* TASK INSTRUCTIONS: Each entry should be copied as it stands, leaving the pictures behind.

Saved entries

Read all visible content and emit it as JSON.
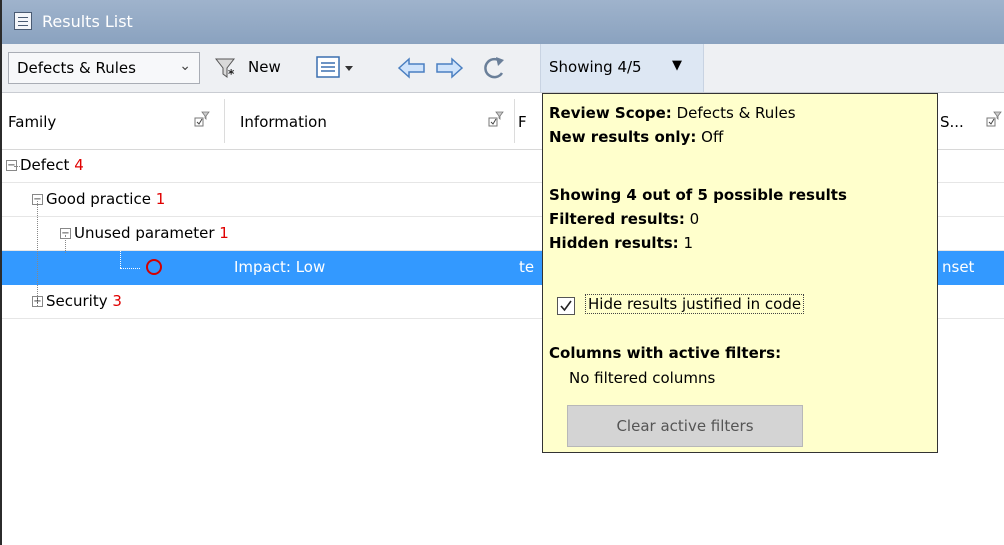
{
  "window": {
    "title": "Results List",
    "icon": "list-icon"
  },
  "toolbar": {
    "scope_value": "Defects & Rules",
    "new_label": "New",
    "showing_label": "Showing 4/5"
  },
  "columns": [
    {
      "label": "Family"
    },
    {
      "label": "Information"
    },
    {
      "label": "F"
    },
    {
      "label": "S..."
    }
  ],
  "tree": {
    "defect": {
      "label": "Defect",
      "count": "4"
    },
    "good_practice": {
      "label": "Good practice",
      "count": "1"
    },
    "unused_parameter": {
      "label": "Unused parameter",
      "count": "1"
    },
    "result_row": {
      "information": "Impact: Low",
      "f_partial": "te",
      "s_partial": "nset"
    },
    "security": {
      "label": "Security",
      "count": "3"
    }
  },
  "popup": {
    "scope_label": "Review Scope:",
    "scope_value": "Defects & Rules",
    "new_only_label": "New results only:",
    "new_only_value": "Off",
    "showing_summary": "Showing 4 out of 5 possible results",
    "filtered_label": "Filtered results:",
    "filtered_value": "0",
    "hidden_label": "Hidden results:",
    "hidden_value": "1",
    "hide_justified_label": "Hide results justified in code",
    "hide_justified_checked": true,
    "active_filters_heading": "Columns with active filters:",
    "no_filtered": "No filtered columns",
    "clear_button": "Clear active filters"
  },
  "colors": {
    "selection": "#3399ff",
    "count_red": "#e00000",
    "popup_bg": "#ffffcc",
    "titlebar": "#8aa2bf"
  }
}
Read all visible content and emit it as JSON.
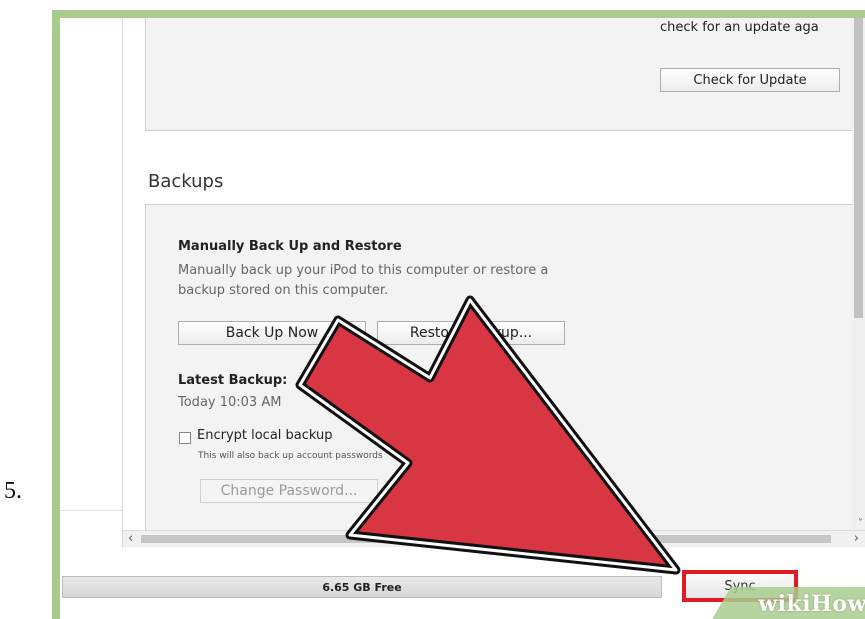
{
  "step": {
    "number": "5."
  },
  "update": {
    "text_partial": "check for an update aga",
    "check_button": "Check for Update"
  },
  "backups": {
    "section_title": "Backups",
    "manual": {
      "heading": "Manually Back Up and Restore",
      "description_line1": "Manually back up your iPod to this computer or restore a",
      "description_line2": "backup stored on this computer.",
      "back_up_now": "Back Up Now",
      "restore_backup": "Restore Backup..."
    },
    "latest": {
      "label": "Latest Backup:",
      "value": "Today 10:03 AM"
    },
    "encrypt": {
      "label": "Encrypt local backup",
      "note": "This will also back up account passwords",
      "checked": false,
      "change_password": "Change Password..."
    }
  },
  "scrollbars": {
    "left_arrow": "‹",
    "right_arrow": "›",
    "down_arrow": "˅"
  },
  "bottom": {
    "capacity_free": "6.65 GB Free",
    "sync_label": "Sync"
  },
  "watermark": {
    "text": "wikiHow"
  },
  "colors": {
    "frame_green": "#a9cc8e",
    "arrow_red": "#d93644",
    "highlight_red": "#e01b24"
  }
}
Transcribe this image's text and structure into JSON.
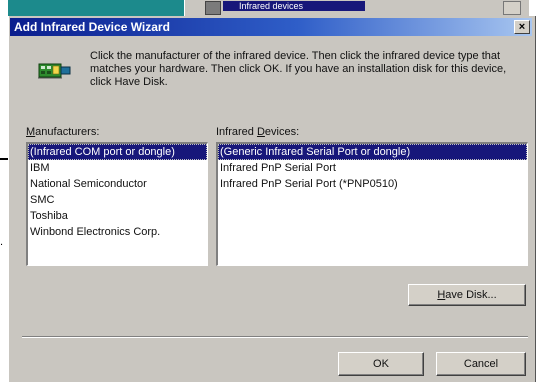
{
  "background": {
    "selected_item": "Infrared devices"
  },
  "dialog": {
    "title": "Add Infrared Device Wizard",
    "close_glyph": "×",
    "instructions": "Click the manufacturer of the infrared device. Then click the infrared device type that matches your hardware. Then click OK. If you have an installation disk for this device, click Have Disk.",
    "manufacturers_label_prefix": "M",
    "manufacturers_label_rest": "anufacturers:",
    "devices_label_prefix": "Infrared ",
    "devices_label_ul": "D",
    "devices_label_rest": "evices:",
    "manufacturers": [
      "(Infrared COM port or dongle)",
      "IBM",
      "National Semiconductor",
      "SMC",
      "Toshiba",
      "Winbond Electronics Corp."
    ],
    "devices": [
      "(Generic Infrared Serial Port or dongle)",
      "Infrared PnP Serial Port",
      "Infrared PnP Serial Port (*PNP0510)"
    ],
    "selected_manufacturer": "(Infrared COM port or dongle)",
    "selected_device": "(Generic Infrared Serial Port or dongle)",
    "have_disk_ul": "H",
    "have_disk_rest": "ave Disk...",
    "ok_label": "OK",
    "cancel_label": "Cancel"
  },
  "page_edge": {
    "dot": "."
  },
  "colors": {
    "title_gradient_start": "#0b1e8e",
    "title_gradient_end": "#a8c6f0",
    "selection": "#17177a",
    "face": "#c9c6c0",
    "desktop": "#1c8a8c"
  }
}
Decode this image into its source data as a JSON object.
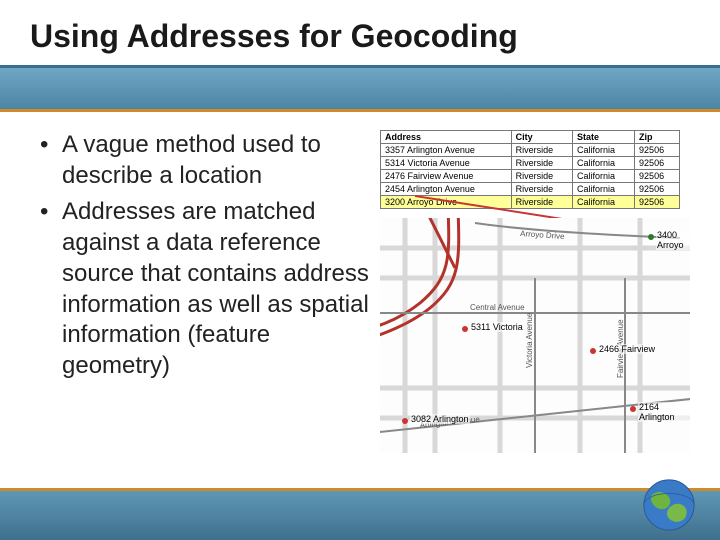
{
  "title": "Using Addresses for Geocoding",
  "bullets": [
    "A vague method used to describe a location",
    "Addresses are matched against a data reference source that contains address information as well as spatial information (feature geometry)"
  ],
  "table": {
    "headers": [
      "Address",
      "City",
      "State",
      "Zip"
    ],
    "rows": [
      [
        "3357 Arlington Avenue",
        "Riverside",
        "California",
        "92506"
      ],
      [
        "5314 Victoria Avenue",
        "Riverside",
        "California",
        "92506"
      ],
      [
        "2476 Fairview Avenue",
        "Riverside",
        "California",
        "92506"
      ],
      [
        "2454 Arlington Avenue",
        "Riverside",
        "California",
        "92506"
      ],
      [
        "3200 Arroyo Drive",
        "Riverside",
        "California",
        "92506"
      ]
    ]
  },
  "map": {
    "streets": [
      "Central Avenue",
      "Victoria Avenue",
      "Arlington Avenue",
      "Fairview Avenue",
      "Arroyo Drive"
    ],
    "markers": [
      {
        "label": "3400 Arroyo",
        "type": "grn"
      },
      {
        "label": "5311 Victoria",
        "type": "red"
      },
      {
        "label": "2466 Fairview",
        "type": "red"
      },
      {
        "label": "3082 Arlington",
        "type": "red"
      },
      {
        "label": "2164 Arlington",
        "type": "red"
      }
    ]
  }
}
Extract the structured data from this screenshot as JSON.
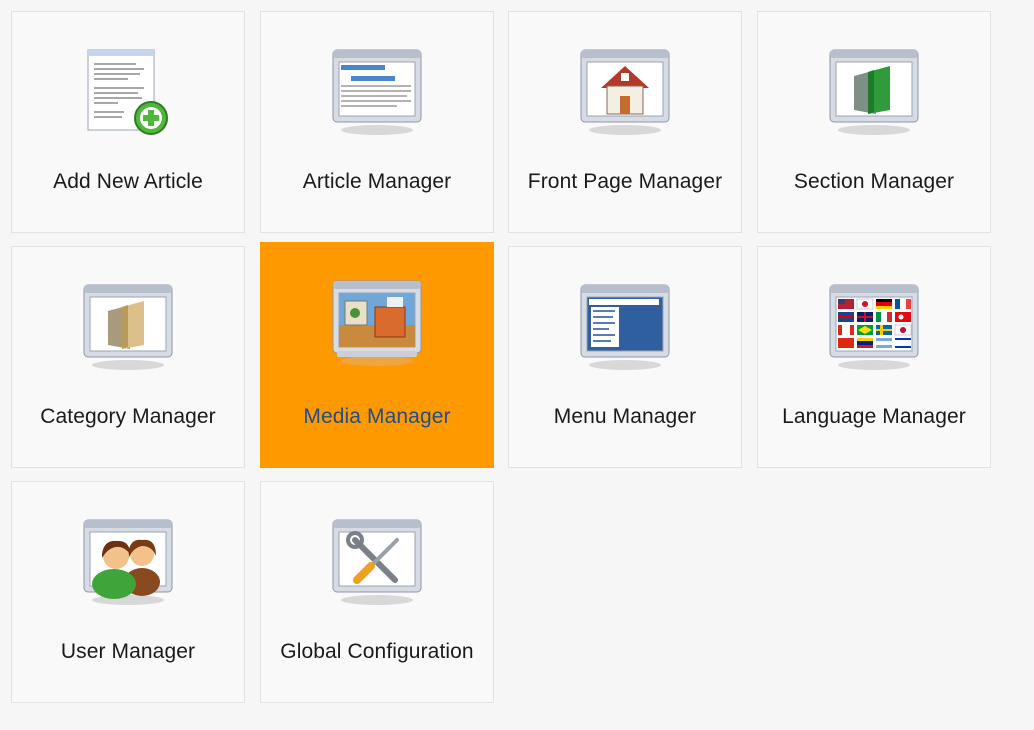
{
  "tiles": [
    {
      "id": "add-new-article",
      "label": "Add New Article",
      "icon": "add-article-icon",
      "active": false
    },
    {
      "id": "article-manager",
      "label": "Article Manager",
      "icon": "article-manager-icon",
      "active": false
    },
    {
      "id": "front-page-manager",
      "label": "Front Page Manager",
      "icon": "home-icon",
      "active": false
    },
    {
      "id": "section-manager",
      "label": "Section Manager",
      "icon": "green-folder-icon",
      "active": false
    },
    {
      "id": "category-manager",
      "label": "Category Manager",
      "icon": "folder-icon",
      "active": false
    },
    {
      "id": "media-manager",
      "label": "Media Manager",
      "icon": "media-icon",
      "active": true
    },
    {
      "id": "menu-manager",
      "label": "Menu Manager",
      "icon": "menu-icon",
      "active": false
    },
    {
      "id": "language-manager",
      "label": "Language Manager",
      "icon": "flags-icon",
      "active": false
    },
    {
      "id": "user-manager",
      "label": "User Manager",
      "icon": "users-icon",
      "active": false
    },
    {
      "id": "global-configuration",
      "label": "Global Configuration",
      "icon": "tools-icon",
      "active": false
    }
  ],
  "colors": {
    "active_tile": "#ff9900",
    "active_label": "#1f4e8c",
    "tile_bg": "#f9f9f9"
  }
}
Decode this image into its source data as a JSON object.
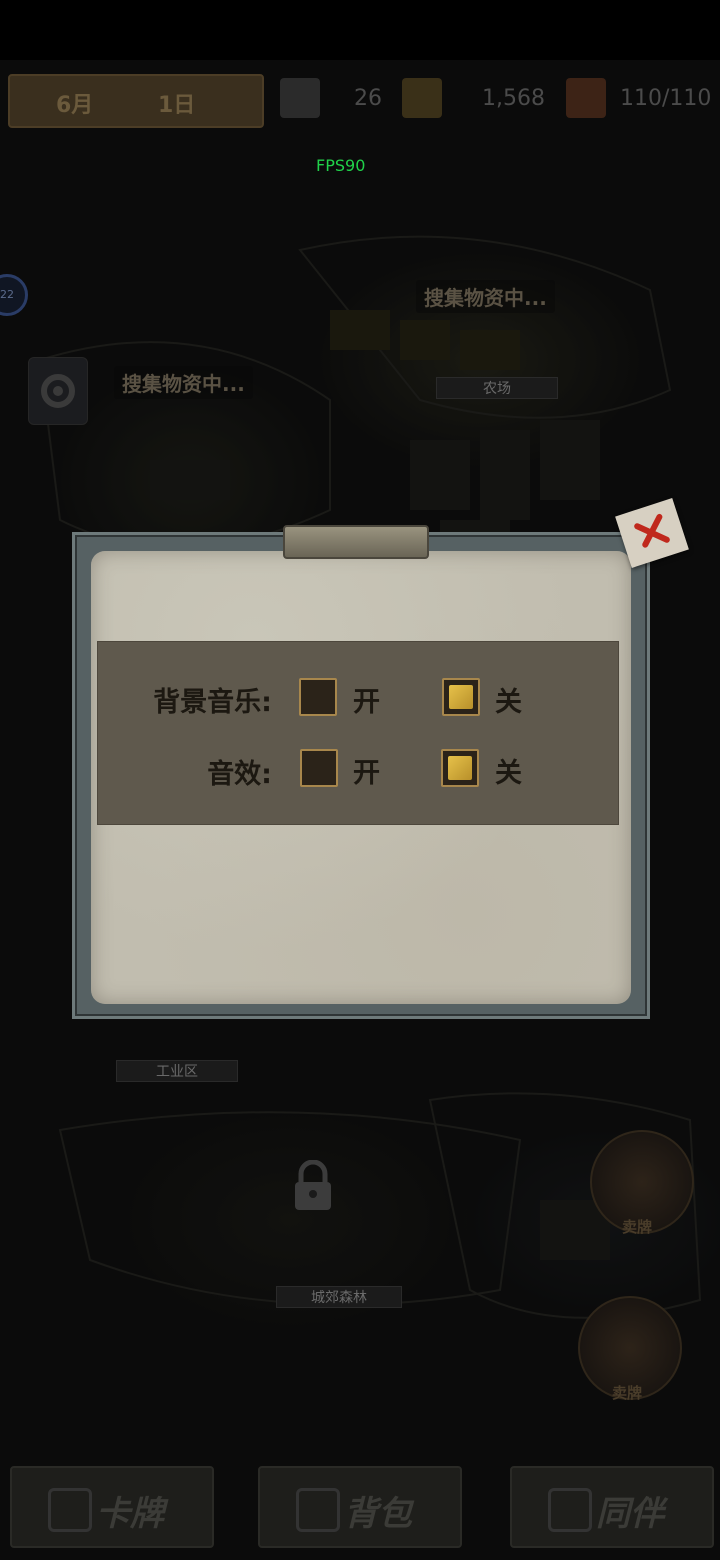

* RESULT BELOW:
Read all visible content and emit it as JSON.
{
  "window": {
    "title": "Results List",
    "icon": "list-icon"
  },
  "toolbar": {
    "scope_value": "Defects & Rules",
    "new_label": "New",
    "showing_label": "Showing 4/5"
  },
  "columns": [
    {
      "label": "Family"
    },
    {
      "label": "Information"
    },
    {
      "label": "F"
    },
    {
      "label": "S..."
    }
  ],
  "tree": {
    "defect": {
      "label": "Defect",
      "count": "4"
    },
    "good_practice": {
      "label": "Good practice",
      "count": "1"
    },
    "unused_parameter": {
      "label": "Unused parameter",
      "count": "1"
    },
    "result_row": {
      "information": "Impact: Low",
      "f_partial": "te",
      "s_partial": "nset"
    },
    "security": {
      "label": "Security",
      "count": "3"
    }
  },
  "popup": {
    "scope_label": "Review Scope:",
    "scope_value": "Defects & Rules",
    "new_only_label": "New results only:",
    "new_only_value": "Off",
    "showing_summary": "Showing 4 out of 5 possible results",
    "filtered_label": "Filtered results:",
    "filtered_value": "0",
    "hidden_label": "Hidden results:",
    "hidden_value": "1",
    "hide_justified_label": "Hide results justified in code",
    "hide_justified_checked": true,
    "active_filters_heading": "Columns with active filters:",
    "no_filtered": "No filtered columns",
    "clear_button": "Clear active filters"
  },
  "colors": {
    "selection": "#3399ff",
    "count_red": "#e00000",
    "popup_bg": "#ffffcc",
    "titlebar": "#8aa2bf"
  }
}
Read all visible content and emit it as JSON.
{
  "step": {
    "number": "5."
  },
  "update": {
    "text_partial": "check for an update aga",
    "check_button": "Check for Update"
  },
  "backups": {
    "section_title": "Backups",
    "manual": {
      "heading": "Manually Back Up and Restore",
      "description_line1": "Manually back up your iPod to this computer or restore a",
      "description_line2": "backup stored on this computer.",
      "back_up_now": "Back Up Now",
      "restore_backup": "Restore Backup..."
    },
    "latest": {
      "label": "Latest Backup:",
      "value": "Today 10:03 AM"
    },
    "encrypt": {
      "label": "Encrypt local backup",
      "note": "This will also back up account passwords",
      "checked": false,
      "change_password": "Change Password..."
    }
  },
  "scrollbars": {
    "left_arrow": "‹",
    "right_arrow": "›",
    "down_arrow": "˅"
  },
  "bottom": {
    "capacity_free": "6.65 GB Free",
    "sync_label": "Sync"
  },
  "watermark": {
    "text": "wikiHow"
  },
  "colors": {
    "frame_green": "#a9cc8e",
    "arrow_red": "#d93644",
    "highlight_red": "#e01b24"
  }
}
Transcribe this image's text and structure into JSON.
{
  "background": {
    "selected_item": "Infrared devices"
  },
  "dialog": {
    "title": "Add Infrared Device Wizard",
    "close_glyph": "×",
    "instructions": "Click the manufacturer of the infrared device. Then click the infrared device type that matches your hardware. Then click OK. If you have an installation disk for this device, click Have Disk.",
    "manufacturers_label_prefix": "M",
    "manufacturers_label_rest": "anufacturers:",
    "devices_label_prefix": "Infrared ",
    "devices_label_ul": "D",
    "devices_label_rest": "evices:",
    "manufacturers": [
      "(Infrared COM port or dongle)",
      "IBM",
      "National Semiconductor",
      "SMC",
      "Toshiba",
      "Winbond Electronics Corp."
    ],
    "devices": [
      "(Generic Infrared Serial Port or dongle)",
      "Infrared PnP Serial Port",
      "Infrared PnP Serial Port (*PNP0510)"
    ],
    "selected_manufacturer": "(Infrared COM port or dongle)",
    "selected_device": "(Generic Infrared Serial Port or dongle)",
    "have_disk_ul": "H",
    "have_disk_rest": "ave Disk...",
    "ok_label": "OK",
    "cancel_label": "Cancel"
  },
  "page_edge": {
    "dot": "."
  },
  "colors": {
    "title_gradient_start": "#0b1e8e",
    "title_gradient_end": "#a8c6f0",
    "selection": "#17177a",
    "face": "#c9c6c0",
    "desktop": "#1c8a8c"
  }
}
Decode this image into its source data as a JSON object.
{
  "title": "Using Addresses for Geocoding",
  "bullets": [
    "A vague method used to describe a location",
    "Addresses are matched against a data reference source that contains address information as well as spatial information (feature geometry)"
  ],
  "table": {
    "headers": [
      "Address",
      "City",
      "State",
      "Zip"
    ],
    "rows": [
      [
        "3357 Arlington Avenue",
        "Riverside",
        "California",
        "92506"
      ],
      [
        "5314 Victoria Avenue",
        "Riverside",
        "California",
        "92506"
      ],
      [
        "2476 Fairview Avenue",
        "Riverside",
        "California",
        "92506"
      ],
      [
        "2454 Arlington Avenue",
        "Riverside",
        "California",
        "92506"
      ],
      [
        "3200 Arroyo Drive",
        "Riverside",
        "California",
        "92506"
      ]
    ]
  },
  "map": {
    "streets": [
      "Central Avenue",
      "Victoria Avenue",
      "Arlington Avenue",
      "Fairview Avenue",
      "Arroyo Drive"
    ],
    "markers": [
      {
        "label": "3400 Arroyo",
        "type": "grn"
      },
      {
        "label": "5311 Victoria",
        "type": "red"
      },
      {
        "label": "2466 Fairview",
        "type": "red"
      },
      {
        "label": "3082 Arlington",
        "type": "red"
      },
      {
        "label": "2164 Arlington",
        "type": "red"
      }
    ]
  }
}
Extract the structured data from this screenshot as JSON.
{
  "tiles": [
    {
      "id": "add-new-article",
      "label": "Add New Article",
      "icon": "add-article-icon",
      "active": false
    },
    {
      "id": "article-manager",
      "label": "Article Manager",
      "icon": "article-manager-icon",
      "active": false
    },
    {
      "id": "front-page-manager",
      "label": "Front Page Manager",
      "icon": "home-icon",
      "active": false
    },
    {
      "id": "section-manager",
      "label": "Section Manager",
      "icon": "green-folder-icon",
      "active": false
    },
    {
      "id": "category-manager",
      "label": "Category Manager",
      "icon": "folder-icon",
      "active": false
    },
    {
      "id": "media-manager",
      "label": "Media Manager",
      "icon": "media-icon",
      "active": true
    },
    {
      "id": "menu-manager",
      "label": "Menu Manager",
      "icon": "menu-icon",
      "active": false
    },
    {
      "id": "language-manager",
      "label": "Language Manager",
      "icon": "flags-icon",
      "active": false
    },
    {
      "id": "user-manager",
      "label": "User Manager",
      "icon": "users-icon",
      "active": false
    },
    {
      "id": "global-configuration",
      "label": "Global Configuration",
      "icon": "tools-icon",
      "active": false
    }
  ],
  "colors": {
    "active_tile": "#ff9900",
    "active_label": "#1f4e8c",
    "tile_bg": "#f9f9f9"
  }
}
Decode this image into its source data as a JSON object.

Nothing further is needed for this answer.